Next week, the developer for the Mesas Logandale project is returning to the community. In a neighborhood meeting scheduled for Wednesday, May 9, another draft of the proposed residential development will be presented for the large open area lying roughly south of Gubler and east of Yamashita in Logandale.
The project faced some pretty stiff opposition in its last go-round about a year ago. But there were also some constructive suggestions given by open and thoughtful community members. These appear to have all been adopted into the newly revised plans. That is encouraging; at least showing that the developer has been listening and is willing to accommodate.
Despite that, there will undoubtedly be many still adamantly opposed to this project. Like last time, this large and vocal group will likely protest the very idea of this planned development, or any other, being built in this neighborhood – or any other.
We have heard such resistance to growth again and again in one public meeting after another. It’s a familiar refrain. With a tear in the eye, people relate how they moved here long ago because Moapa Valley was a certain way that they loved. Now that they’re here, they feel it would be unfair to change it.
Of course, it’s natural for folks to resist change. But this whole line of thinking is fundamentally flawed.
Firstly, those who think this way selfishly surmise that the blessed day they arrived was THE ideal and most perfect moment in the community’s history. They fail to recognize that there was a town here before their arrival that was forever changed, for better or worse, when THEY moved in. Who knows but there may have been a neighbor or two at that time who grumpily viewed THEIR arrival as a similar violation of his perceived right to the status quo? Whose right among them was more valid then? Whose right is more valid today?
Secondly, this line of thought assumes that, if you keep a tight lid on growth, everything you love about town will always stay the same. This is also not true. The Moapa Valley has just experienced nearly a decade of stagnant growth and things have certainly not remained the same. School populations have shrunk and so have educational programs. Local utilities have struggled; their service options and resources slimming while rates have risen. Government services have decreased. Jobs have fled. Roads have crumbled. And what about those treasured small businesses? Oh they have changed, too! We’ve seen many once-beloved mom-and-pops just fold up and disappear. In their place have come large corporate interests with little or no allegiance to the community; putting forth the least possible level of local support, while squeezing out the highest possible profits. That trend has only just begun. People tend to think fondly of the few commercial amenities we have. But it would be a mistake to assume they will be here forever. Another decade of no-growth in the community and, mark our words, many would fall away, one by one, leaving ever fewer local services. Rest assured, change will come one way or another!

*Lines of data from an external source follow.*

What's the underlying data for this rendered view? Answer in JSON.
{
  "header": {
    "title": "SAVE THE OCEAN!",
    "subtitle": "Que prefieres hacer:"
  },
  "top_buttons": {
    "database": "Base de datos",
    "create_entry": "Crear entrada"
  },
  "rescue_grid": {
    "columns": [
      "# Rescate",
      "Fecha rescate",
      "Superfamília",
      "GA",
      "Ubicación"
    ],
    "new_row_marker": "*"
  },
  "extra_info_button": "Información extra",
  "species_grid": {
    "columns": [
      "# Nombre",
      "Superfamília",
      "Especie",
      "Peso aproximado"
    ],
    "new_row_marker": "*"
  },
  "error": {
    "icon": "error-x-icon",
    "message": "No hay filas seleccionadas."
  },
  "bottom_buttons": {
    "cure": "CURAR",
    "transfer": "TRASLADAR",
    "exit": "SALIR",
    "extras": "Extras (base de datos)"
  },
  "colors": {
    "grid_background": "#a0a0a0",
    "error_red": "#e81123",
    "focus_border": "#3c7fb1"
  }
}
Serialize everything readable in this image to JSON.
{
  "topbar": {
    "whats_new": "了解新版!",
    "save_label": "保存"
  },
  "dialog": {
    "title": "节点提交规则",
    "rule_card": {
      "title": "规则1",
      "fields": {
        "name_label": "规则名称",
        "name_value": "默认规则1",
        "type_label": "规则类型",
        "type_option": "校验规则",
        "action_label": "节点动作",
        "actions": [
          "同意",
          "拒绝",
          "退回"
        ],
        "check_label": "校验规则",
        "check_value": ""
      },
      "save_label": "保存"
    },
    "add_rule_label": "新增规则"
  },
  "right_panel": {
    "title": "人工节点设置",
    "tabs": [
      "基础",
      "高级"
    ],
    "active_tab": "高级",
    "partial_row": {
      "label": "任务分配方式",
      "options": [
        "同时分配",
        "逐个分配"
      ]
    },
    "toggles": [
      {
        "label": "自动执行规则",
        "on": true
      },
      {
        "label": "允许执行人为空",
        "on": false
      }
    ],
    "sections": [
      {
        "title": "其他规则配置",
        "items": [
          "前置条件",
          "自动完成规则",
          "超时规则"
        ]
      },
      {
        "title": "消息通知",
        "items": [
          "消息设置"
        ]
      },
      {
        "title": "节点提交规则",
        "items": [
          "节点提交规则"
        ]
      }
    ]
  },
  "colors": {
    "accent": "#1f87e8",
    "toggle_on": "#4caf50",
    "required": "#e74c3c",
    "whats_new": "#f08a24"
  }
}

Finally, and most importantly, the status-quo-at-all-costs movement would usurp the fundamental ownership rights from respectable local property owners. And when you start down that road, where do you ever draw the line? The Mesas developer has invested significant capital into the community. He has long waited on the market, playing by the rules and dutifully paying property taxes. Now he has every right to seek a return on that investment. When a developer is willing to work responsibly with the community, it should be celebrated as a benefit for all concerned; not pilloried as something despicable or shameful.
Despite the size and energy of the no-growth crowd, there is an equally large, notwithstanding much quieter, group in town that yearns for better economic conditions. Many of these have long watched the horizon for signs of new growth. It’s been a long time coming. These folks need to make themselves heard now! If they are uncomfortable standing up and being counted in public meetings, they must communicate directly with town board members and, more importantly, with their County Commissioner. A brief email to Commissioner Kirkpatrick, even just a couple of sentences expressing support for measured and responsible growth, would go a long way to help her bring economic life and health back to the community. And no matter what anyone says, THAT is a change that is desperately needed now.
The Commissioner’s email address is firstname.lastname@example.org.